" Its not the goal that has me concerned.

Sometimes I wonder about my own personal goals. But it really should not be of concern to anyone. If my instincts are right, my father's plans should reach fruition before the end of this century."

" The important issue, Jerome, is preventing Transmutation of the planet. And your instincts are quite correct. My channel informs me that dissension has reached its maximum and he is ready to challenge those who would drag us all into oblivion. There is no doubt that the Morning Star will overcome the Flaming Sword."

"It sounds like your guests have arrived, I will want to speak with you again, after the meeting. I do expect some clear answers."

Katrina's dissatisfaction did not go unnoticed.

Jerome was well aware of her power, and knew that he was no match for her. In answer to her demonstration of authority he said, " As, always you are quite perceptive. Rest assured that by the end of this meeting I will have some answers, but now let's meet the guests."

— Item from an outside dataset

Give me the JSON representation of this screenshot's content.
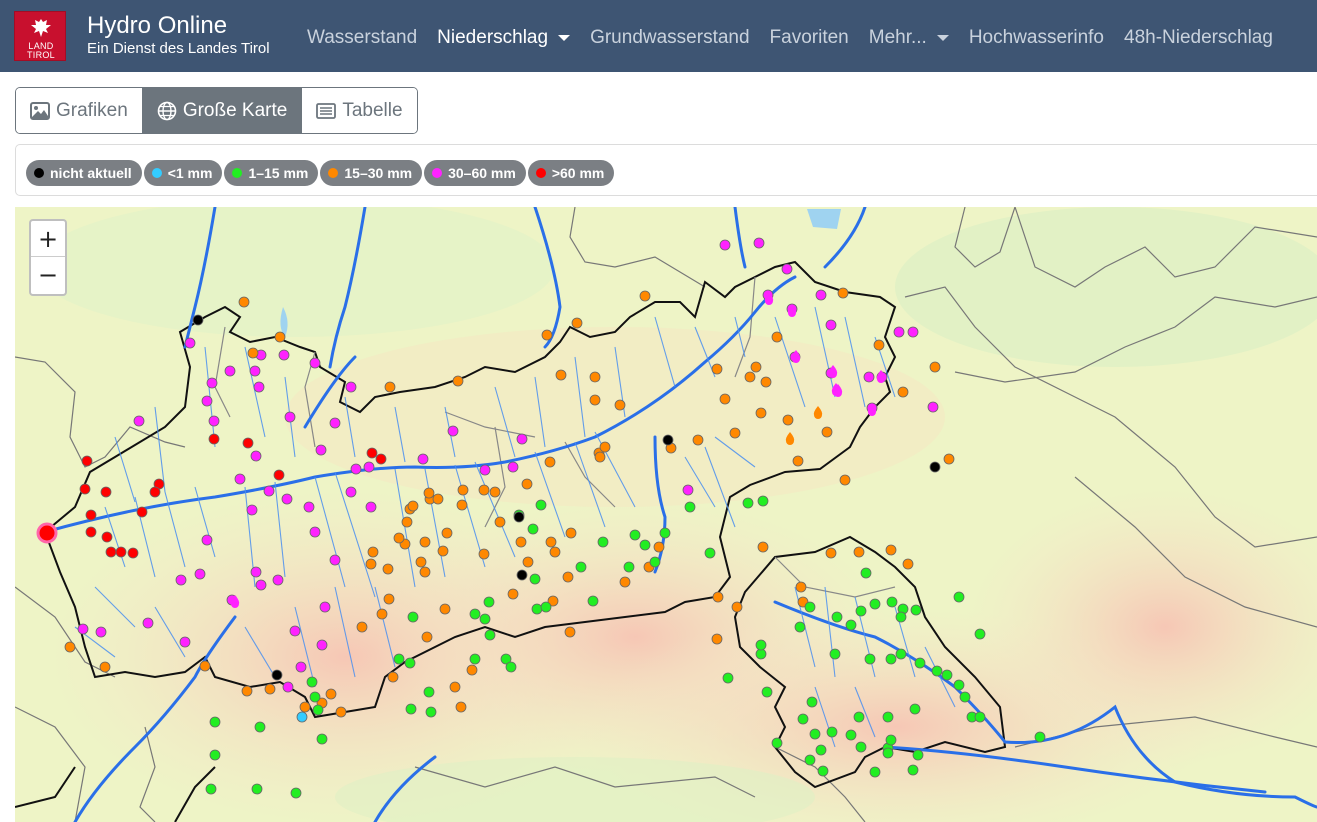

Juanita set the tray on a nearby table then slipped quietly away as nine distinguished looking gentlemen joined Jerome and Katrina. Greetings were exchanged and they made 'small talk' as they waited for the arrival of the remaining two members of the group. " Nikos and Claude must be running a little late," Karl said, looking at his watch. "I think we can begin without them, they already have a thumbnail sketch of the recent happenings." " I'd really rather we wait," Jerome announced with a slight edge to his voice. The years of the secret meetings and manipulations of world events were beginning to take their toll on him. As Jerome spoke, the two gentlemen arrived and the meeting began in earnest. Major conflicts between nations had erupted just as they had predicted. The economic situation was proceeding smoothly, even Mother Nature had aided their efforts when a large earthquake struck a heavily populated area twice in the last year. The only fly in the ointment appeared to be further meddling by alien life forms that had now, according to the information provided by Jerome's father, kidnapped some old duffer from Nevada's famous 'area 51'. Right now, although no one knew his exact whereabouts, they assumed he was still on Earth. Jerome removed a typed sheet from his case," My father has advised me that there are a few that are coming very close to the secret of transmutation." "Father's group is now doing all it can to bring sanity to the issue of Transmutation. However, it is certain that this will now go beyond discussion. Direct confrontation is imminent. All he wishes from us at this point is to eliminate a few players from the manifest level." Jerome distributed the sheet around the table while he said the names aloud: "Gaf Rockwood, somewhere on the planet; Molly Rockwood, his wife, who is currently searching for her husband in Rachel Nevada and Don Gilleto, a close friend of the couple, currently in custody at area 51. We are also targeting 3 people that are associated with Mr. Gilleto and are currently in transit somewhere outside of Rachel. All are accounted for as we speak, except, of course, Mr. Rockwood. As usual, the SSQ branch of the United States Government believes this is a matter regarding the maintenance of world economic stability and will cooperate fully." Over the next 8 hours as they planned 'current events' for the next six months they also set in motion the solution to the Rockwood problem. Katrina, waited until everyone had left before confronting Jerome. Jerome avoided any further questions from Katrina by immediately talking about his personal goals. In debate the questioner had the advantage. However, this did not fool Katrina, a long time participant in the art of sociopathy. "Most of my restlessness simply stems from to many hours at planning and not enough doing. I'm confident that once we have the final confrontation I can release some of this energy in useful ways. Our discussion helped me clarify my personal responsibility to assist in achieving the goals of our families. " I'm glad to hear that Jerome," Katrina said, as she stood and gave him a peck on the cheek, "I'll show myself out, and Dear," she said, reminding him, "stay in close touch". Standing on the balcony that night, Jerome did indeed clarify his personal responsibilities. He would not rise with the Morning Star but rather, ride into possible oblivion, with the Flaming Sword as his guide.